- Favors corporate credit over sovereigns for additional yield
The Reserve Bank of Australia is unlikely to ease monetary policy again this year as it seeks to avoid the struggles major peers are having with interest rates near or below zero, according to bond fund manager Kumar Palghat.
The Australian central bank, which this week opted to keep its cash benchmark unchanged at 1.75 percent following a cut in May, will stand pat as it tries to understand what the so-called neutral interest rate should be for the nation’s economy, according to Palghat, who co-founded Kapstream Capital Pty Ltd. and assists Bill Gross as a co-portfolio manager at Janus Capital Group Inc.’s Global Unconstrained Bond Fund.
“My guess is they’ll be on hold for the rest of the year, at least six-to-nine months, simply because they need to figure out the transmission mechanism of lower rates,” said Palghat, who oversees the equivalent of about $7.8 billion as chief investment officer at Kapstream, where his investments would benefit if Australian bonds extend the rally that sent 10-year yields to a record low this week.
Palghat’s view differs from the swaps market, which on Thursday was pricing in about 21 basis points of additional easing over the coming six months.

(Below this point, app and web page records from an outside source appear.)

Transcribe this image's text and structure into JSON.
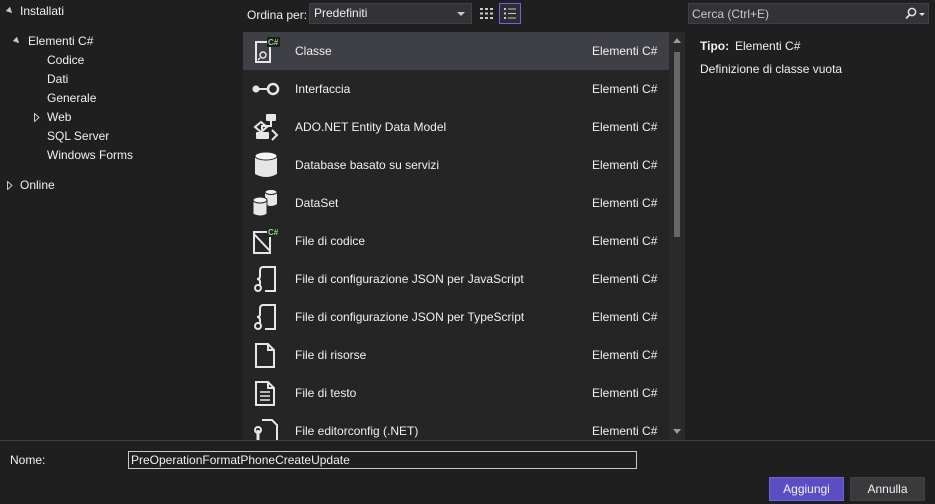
{
  "tree": {
    "installed": "Installati",
    "csharp_items": "Elementi C#",
    "children": [
      "Codice",
      "Dati",
      "Generale",
      "Web",
      "SQL Server",
      "Windows Forms"
    ],
    "online": "Online"
  },
  "toolbar": {
    "sort_label": "Ordina per:",
    "sort_value": "Predefiniti"
  },
  "search": {
    "placeholder": "Cerca (Ctrl+E)"
  },
  "items": [
    {
      "name": "Classe",
      "category": "Elementi C#",
      "icon": "class-file-icon",
      "selected": true
    },
    {
      "name": "Interfaccia",
      "category": "Elementi C#",
      "icon": "interface-icon"
    },
    {
      "name": "ADO.NET Entity Data Model",
      "category": "Elementi C#",
      "icon": "entity-model-icon"
    },
    {
      "name": "Database basato su servizi",
      "category": "Elementi C#",
      "icon": "database-icon"
    },
    {
      "name": "DataSet",
      "category": "Elementi C#",
      "icon": "dataset-icon"
    },
    {
      "name": "File di codice",
      "category": "Elementi C#",
      "icon": "code-file-icon"
    },
    {
      "name": "File di configurazione JSON per JavaScript",
      "category": "Elementi C#",
      "icon": "json-config-icon"
    },
    {
      "name": "File di configurazione JSON per TypeScript",
      "category": "Elementi C#",
      "icon": "json-config-icon"
    },
    {
      "name": "File di risorse",
      "category": "Elementi C#",
      "icon": "resource-file-icon"
    },
    {
      "name": "File di testo",
      "category": "Elementi C#",
      "icon": "text-file-icon"
    },
    {
      "name": "File editorconfig (.NET)",
      "category": "Elementi C#",
      "icon": "editorconfig-icon"
    }
  ],
  "details": {
    "type_label": "Tipo:",
    "type_value": "Elementi C#",
    "description": "Definizione di classe vuota"
  },
  "bottom": {
    "name_label": "Nome:",
    "name_value": "PreOperationFormatPhoneCreateUpdate",
    "add_label": "Aggiungi",
    "cancel_label": "Annulla"
  },
  "colors": {
    "accent": "#5b4ec4",
    "selected_row": "#3f3f46"
  }
}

While the RBA’s benchmark is still far above the European Central Bank and the Bank of Japan’s negative rates, such a reduction would take the RBA a step closer to the kind of unorthodox policies the Federal Reserve is currently struggling to escape from.

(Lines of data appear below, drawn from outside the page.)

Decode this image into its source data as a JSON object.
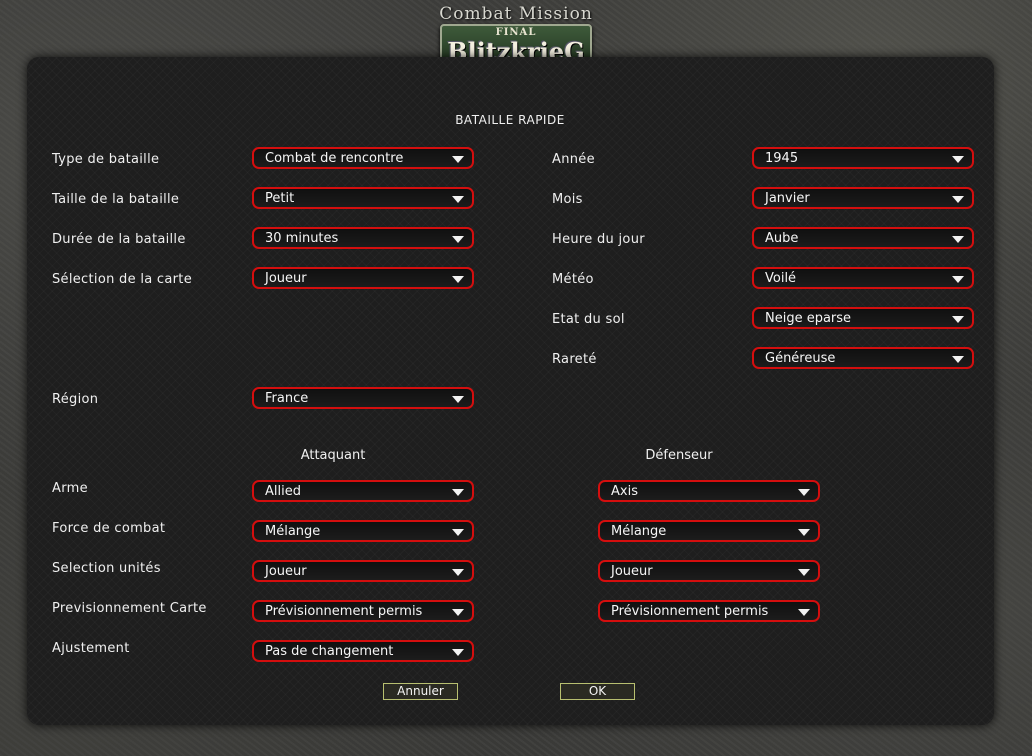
{
  "logo": {
    "top": "Combat Mission",
    "final": "FINAL",
    "main": "BlitzkrieG"
  },
  "title": "BATAILLE RAPIDE",
  "left_fields": [
    {
      "label": "Type de bataille",
      "value": "Combat de rencontre"
    },
    {
      "label": "Taille de la bataille",
      "value": "Petit"
    },
    {
      "label": "Durée de la bataille",
      "value": "30 minutes"
    },
    {
      "label": "Sélection de la carte",
      "value": "Joueur"
    }
  ],
  "right_fields": [
    {
      "label": "Année",
      "value": "1945"
    },
    {
      "label": "Mois",
      "value": "Janvier"
    },
    {
      "label": "Heure du jour",
      "value": "Aube"
    },
    {
      "label": "Météo",
      "value": "Voilé"
    },
    {
      "label": "Etat du sol",
      "value": "Neige eparse"
    },
    {
      "label": "Rareté",
      "value": "Généreuse"
    }
  ],
  "region": {
    "label": "Région",
    "value": "France"
  },
  "columns": {
    "attacker": "Attaquant",
    "defender": "Défenseur"
  },
  "side_rows": [
    {
      "label": "Arme",
      "attacker": "Allied",
      "defender": "Axis"
    },
    {
      "label": "Force de combat",
      "attacker": "Mélange",
      "defender": "Mélange"
    },
    {
      "label": "Selection unités",
      "attacker": "Joueur",
      "defender": "Joueur"
    },
    {
      "label": "Previsionnement Carte",
      "attacker": "Prévisionnement permis",
      "defender": "Prévisionnement permis"
    },
    {
      "label": "Ajustement",
      "attacker": "Pas de changement",
      "defender": null
    }
  ],
  "buttons": {
    "cancel": "Annuler",
    "ok": "OK"
  },
  "colors": {
    "dropdown_border": "#d40e0e",
    "button_border": "#b8c070"
  }
}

“The RBA doesn’t want to end up like the Fed or the ECB or Bank of Japan where you get to zero, get to QE and print money, because we know that from other countries that that experience hasn’t been all that great,” Palghat said in an interview on Wednesday in Sydney.
The U.S. central bank has so far failed to follow up its December increase with more tightening in 2016. While it will continue to test the waters, it probably won’t implement more than one increase before the end of this year, Palghat predicts.

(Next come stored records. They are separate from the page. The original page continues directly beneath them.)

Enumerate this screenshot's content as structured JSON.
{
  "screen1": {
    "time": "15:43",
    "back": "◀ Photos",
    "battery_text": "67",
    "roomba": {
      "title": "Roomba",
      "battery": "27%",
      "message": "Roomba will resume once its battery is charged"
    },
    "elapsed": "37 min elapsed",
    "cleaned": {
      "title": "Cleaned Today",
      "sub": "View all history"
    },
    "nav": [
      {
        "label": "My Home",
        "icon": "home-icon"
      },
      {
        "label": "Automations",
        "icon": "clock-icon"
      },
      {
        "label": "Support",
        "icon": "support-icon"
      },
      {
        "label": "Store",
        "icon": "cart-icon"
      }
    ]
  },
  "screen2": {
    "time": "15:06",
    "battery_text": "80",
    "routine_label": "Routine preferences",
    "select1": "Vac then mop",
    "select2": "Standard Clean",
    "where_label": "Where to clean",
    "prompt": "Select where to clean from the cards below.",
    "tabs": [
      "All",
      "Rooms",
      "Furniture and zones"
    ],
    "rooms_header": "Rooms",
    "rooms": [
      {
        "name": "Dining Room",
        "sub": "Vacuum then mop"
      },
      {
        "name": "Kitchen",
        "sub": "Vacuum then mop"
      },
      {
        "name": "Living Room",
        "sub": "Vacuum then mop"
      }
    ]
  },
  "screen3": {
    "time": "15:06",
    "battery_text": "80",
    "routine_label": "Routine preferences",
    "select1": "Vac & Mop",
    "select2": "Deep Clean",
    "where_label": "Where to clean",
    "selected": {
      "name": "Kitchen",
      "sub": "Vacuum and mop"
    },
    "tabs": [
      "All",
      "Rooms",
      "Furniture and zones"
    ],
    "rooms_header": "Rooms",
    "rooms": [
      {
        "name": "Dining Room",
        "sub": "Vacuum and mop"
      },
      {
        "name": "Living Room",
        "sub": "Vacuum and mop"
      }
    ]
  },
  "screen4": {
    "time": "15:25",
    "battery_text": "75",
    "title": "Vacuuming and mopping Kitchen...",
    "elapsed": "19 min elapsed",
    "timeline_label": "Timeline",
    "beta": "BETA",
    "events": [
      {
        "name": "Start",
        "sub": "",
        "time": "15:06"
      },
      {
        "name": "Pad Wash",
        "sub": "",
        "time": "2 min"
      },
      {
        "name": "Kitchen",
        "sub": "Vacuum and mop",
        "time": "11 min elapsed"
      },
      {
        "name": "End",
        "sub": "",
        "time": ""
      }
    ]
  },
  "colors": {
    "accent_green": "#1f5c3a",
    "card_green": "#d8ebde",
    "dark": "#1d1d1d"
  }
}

Kapstream has been tied up with the Denver-based asset manager since July 2015, when Janus bought a majority stake in the Australian company and named Palghat to his role with Gross’s fund. Bangalore-born Palghat previously worked with Gross at Pacific Investment Management Co. before he set up Kapstream in 2006.
With uncertainty surrounding the outlook for U.S. monetary policy, China and the U.K. vote on European Union membership, external risks present the biggest challenge to the Australian central bank, according to Palghat.
He reckons that both the cash rate and credit spreads are “fair value” at current levels, although the risk is that the RBA benchmark will be lower rather than higher.
His Australian bond portfolio is currently long duration, or poised to benefit from a decrease in yields. He is also long U.S. duration, but has dialed back that bet as the Fed fuels uncertainty.
With further Australian easing already priced in by the market, the money manager says he’s steering clear of sovereign bonds and favoring securities that offer additional yield such as corporate bonds, bank paper and infrastructure debt. He also holds some notes issued by supranational organizations and Australian state governments for the liquidity that they provide.
“I don’t expect any credit contraction, I don’t expect the RBA to cut rates,” Palghat said. “It’s simply the assets. Any additional spread contraction or fall in rates is simply the icing on the cake.”